As an aspiring writer, I can tell you wholeheartedly, that there is no thing we fear more than criticism. Even constructive criticism. For all writers will tell you about wanting criticism and reviews, so they may learn from it, we actually don’t. Best case scenario? We want you to go on Amazon or our website, find our books, rate them highly, share the link to your Facebook timeline and tell your friends about how brilliant we are. That’s all we really aspire to deep down in our hearts. Or maybe that’s just me, but I doubt it. The fear of not being liked after we poured our hearts and minds into a work of fiction to receive negative feedback, is the worst thing that can happen to an artist. I’m not just speaking about writers anymore, it’s anyone. We all want to be loved, have achieved something meaningful with our invested time, our work of art.
I talked about writer’s block a couple of weeks ago and how overcoming it comes down to accepting certain realities about both your work and yourself. An important element of that is accepting setbacks. Once you accept setbacks, both in terms of your writing and the critique of your writing, you will be able to move on with your career and your life. It’s something applicable even to other areas of your daily routine, from working out, to losing weight, to your experience at work, even homework and school. Setbacks will always happen, it’s inevitable. There are too many variables in our daily lives and in what we put into our art for nothing to ever go wrong with it. Even if you are on a winning streak, there is always something that may happen to end your running series.

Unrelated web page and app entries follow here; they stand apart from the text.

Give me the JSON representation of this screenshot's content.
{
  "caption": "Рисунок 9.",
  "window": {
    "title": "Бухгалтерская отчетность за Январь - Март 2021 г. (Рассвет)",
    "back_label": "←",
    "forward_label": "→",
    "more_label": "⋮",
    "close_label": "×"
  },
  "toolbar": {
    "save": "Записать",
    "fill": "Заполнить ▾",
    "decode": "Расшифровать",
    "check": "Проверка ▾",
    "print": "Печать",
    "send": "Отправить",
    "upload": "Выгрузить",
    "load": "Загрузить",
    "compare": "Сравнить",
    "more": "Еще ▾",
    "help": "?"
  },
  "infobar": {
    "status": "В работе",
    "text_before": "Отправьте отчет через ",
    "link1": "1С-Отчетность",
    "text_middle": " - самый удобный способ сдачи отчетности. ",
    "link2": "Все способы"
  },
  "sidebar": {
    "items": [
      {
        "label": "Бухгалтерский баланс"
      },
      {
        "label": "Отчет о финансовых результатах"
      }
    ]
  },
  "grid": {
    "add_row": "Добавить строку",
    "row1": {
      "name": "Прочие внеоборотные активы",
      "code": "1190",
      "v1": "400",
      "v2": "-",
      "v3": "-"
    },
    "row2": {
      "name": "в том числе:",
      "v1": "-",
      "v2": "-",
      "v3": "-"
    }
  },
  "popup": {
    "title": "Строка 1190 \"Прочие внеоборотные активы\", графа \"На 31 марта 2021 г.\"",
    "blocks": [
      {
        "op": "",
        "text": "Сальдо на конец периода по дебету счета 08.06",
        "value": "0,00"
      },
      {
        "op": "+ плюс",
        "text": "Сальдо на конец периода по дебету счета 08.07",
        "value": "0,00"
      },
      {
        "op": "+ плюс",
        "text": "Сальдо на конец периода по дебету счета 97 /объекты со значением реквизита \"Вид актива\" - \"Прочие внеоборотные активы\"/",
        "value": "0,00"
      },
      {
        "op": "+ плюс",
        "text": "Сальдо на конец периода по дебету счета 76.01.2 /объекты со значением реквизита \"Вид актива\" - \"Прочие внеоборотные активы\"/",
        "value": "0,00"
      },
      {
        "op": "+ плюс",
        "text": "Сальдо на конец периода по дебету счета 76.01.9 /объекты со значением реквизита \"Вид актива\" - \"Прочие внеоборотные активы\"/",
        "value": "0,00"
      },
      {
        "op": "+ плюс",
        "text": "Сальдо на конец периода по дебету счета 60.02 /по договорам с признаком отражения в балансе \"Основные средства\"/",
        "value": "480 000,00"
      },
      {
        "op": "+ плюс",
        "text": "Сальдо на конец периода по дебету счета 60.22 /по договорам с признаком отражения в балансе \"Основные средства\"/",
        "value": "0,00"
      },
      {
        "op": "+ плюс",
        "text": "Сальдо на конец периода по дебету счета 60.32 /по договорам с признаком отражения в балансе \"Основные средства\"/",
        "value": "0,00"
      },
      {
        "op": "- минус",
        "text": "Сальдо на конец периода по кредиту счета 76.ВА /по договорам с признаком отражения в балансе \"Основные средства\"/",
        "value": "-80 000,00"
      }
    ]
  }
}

The trick comes in when you realize this is only temporary and it cannot stop you for your own strength and willpower and insistence to carry on. As long as you can cling to this, you will have the ability to bounce back, be it from failure at school, or a negative critique to your work, or because you need to throw out your first draft completely and start again. I was reminded of Peter O’Toole’s performance as T.E. Lawrence in this regard:
“The trick, Mr Potter, is not minding that it hurts.”
Our creative and day-to-day struggles are exactly what they are, struggles, but they don’t need to rule over our process of creating art or moving forward with our life. Once you realize this, you will be able to let go of your self-doubts, you will regain the self-confidence any creative person needs to put their work forward to the public. In the end, once the die is cast, it’s on.
P.S: Sorry for butchering Caesar at the end there.